Tools of Characterization
London makes extensive use of physical descriptions to make clear what a transformation Buck undergoes. We're frequently told of Buck’s size, his strength, his muscles, and his body’s hardness. This, of course, reflects the other, non-physical changes Buck has undergone in adapting to the wilderness, which makes it a good tool of characterization.
The man in the red sweater is defined by his actions—beating Buck means he's a cruel man. Thornton, of course, comes into the picture by saving Buck’s life; he is a man of compassion. Spitz, of course, is also defined by his actions (stealing, fighting) and therefore painted as a cruel dog.
Although he is quite clearly a dog, we start thinking of Buck as person. After all, he has thoughts, emotions, and a complex, human-like personality. Buck is characterized by this complexity. By taking on the importance and dimensionality of a human, Buck becomes a real protagonist despite his animal form.
Speech and Dialogue
Broken English: François and Perrault
The way these men speak is certainly noticeable:
"Dat Buck, him pull like hell. I teach him quick as anything." (2.6)
Now, while we never hear Buck speak (what with him being a dog and all), we do hear his thoughts through the third person narrator. And, again, although they're not literally the words of Buck, we always get the feeling that he's eloquent and poetic. So the men’s plain language adds to Buck’s nobility and his position (in the mind of the reader) above the men.
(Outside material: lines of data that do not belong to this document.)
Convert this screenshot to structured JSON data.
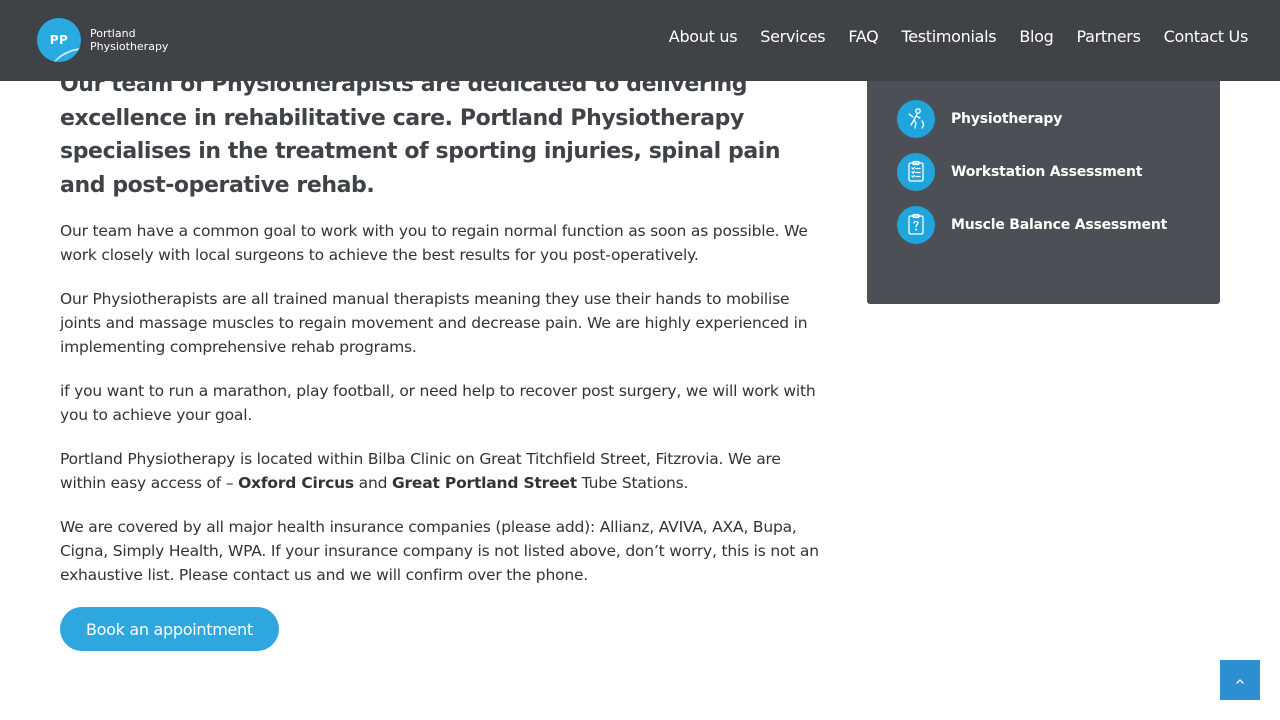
{
  "header": {
    "logo": {
      "initials": "PP",
      "line1": "Portland",
      "line2": "Physiotherapy"
    },
    "nav": [
      {
        "label": "About us"
      },
      {
        "label": "Services"
      },
      {
        "label": "FAQ"
      },
      {
        "label": "Testimonials"
      },
      {
        "label": "Blog"
      },
      {
        "label": "Partners"
      },
      {
        "label": "Contact Us"
      }
    ]
  },
  "main": {
    "lead": "Our team of Physiotherapists are dedicated to delivering excellence in rehabilitative care.  Portland Physiotherapy specialises in the treatment of sporting injuries, spinal pain and post-operative rehab.",
    "para1": "Our team have a common goal to work with you to regain normal function as soon as possible.  We work closely with local surgeons to achieve the best results for you post-operatively.",
    "para2": "Our Physiotherapists are all trained manual therapists meaning they use their hands to mobilise joints and massage muscles to regain movement and decrease pain.  We are highly experienced in implementing comprehensive rehab programs.",
    "para3": "if you want to run a marathon, play football, or need help to recover post surgery,  we will work with you to achieve your goal.",
    "para4": {
      "before": "Portland Physiotherapy is located within Bilba Clinic on Great Titchfield Street, Fitzrovia. We are within easy access of – ",
      "station1": "Oxford Circus",
      "and": " and ",
      "station2": "Great Portland Street",
      "after": " Tube Stations."
    },
    "para5": "We are covered by all major health insurance companies (please add): Allianz, AVIVA, AXA, Bupa, Cigna, Simply Health, WPA. If your insurance company is not listed above, don’t worry, this is not an exhaustive list. Please contact us and we will confirm over the phone.",
    "book_button": "Book an appointment"
  },
  "sidebar": {
    "items": [
      {
        "label": "Physiotherapy",
        "icon": "physiotherapy-icon"
      },
      {
        "label": "Workstation Assessment",
        "icon": "clipboard-list-icon"
      },
      {
        "label": "Muscle Balance Assessment",
        "icon": "clipboard-question-icon"
      }
    ]
  },
  "colors": {
    "header_bg": "#3f4247",
    "sidebar_bg": "#4c5056",
    "accent": "#29abe2",
    "scroll_top_bg": "#2b8fd2"
  },
  "scroll_top": {
    "icon": "chevron-up-icon"
  }
}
But you can't look at François and Perrault's language without noticing the vernacular they use—this is a device that demonstrates the place and time of the story, highlighting that these are French Canadian men who speak English as a second language and are of the rough outdoors.
Non-Verbal Communication between Buck and Thornton
For a dog that doesn’t speak, Buck certainly communicates with Thornton a good deal. You’ve got your typical dog stuff like hand-licking and tail-wagging, but it runs deeper than that with these two. When Buck wins that bet for Thornton by pulling the thousand-pound load, they seem to speak to each other before and after it happens. At the very least, there's an understanding between them that eclipses all the other relationships in the text.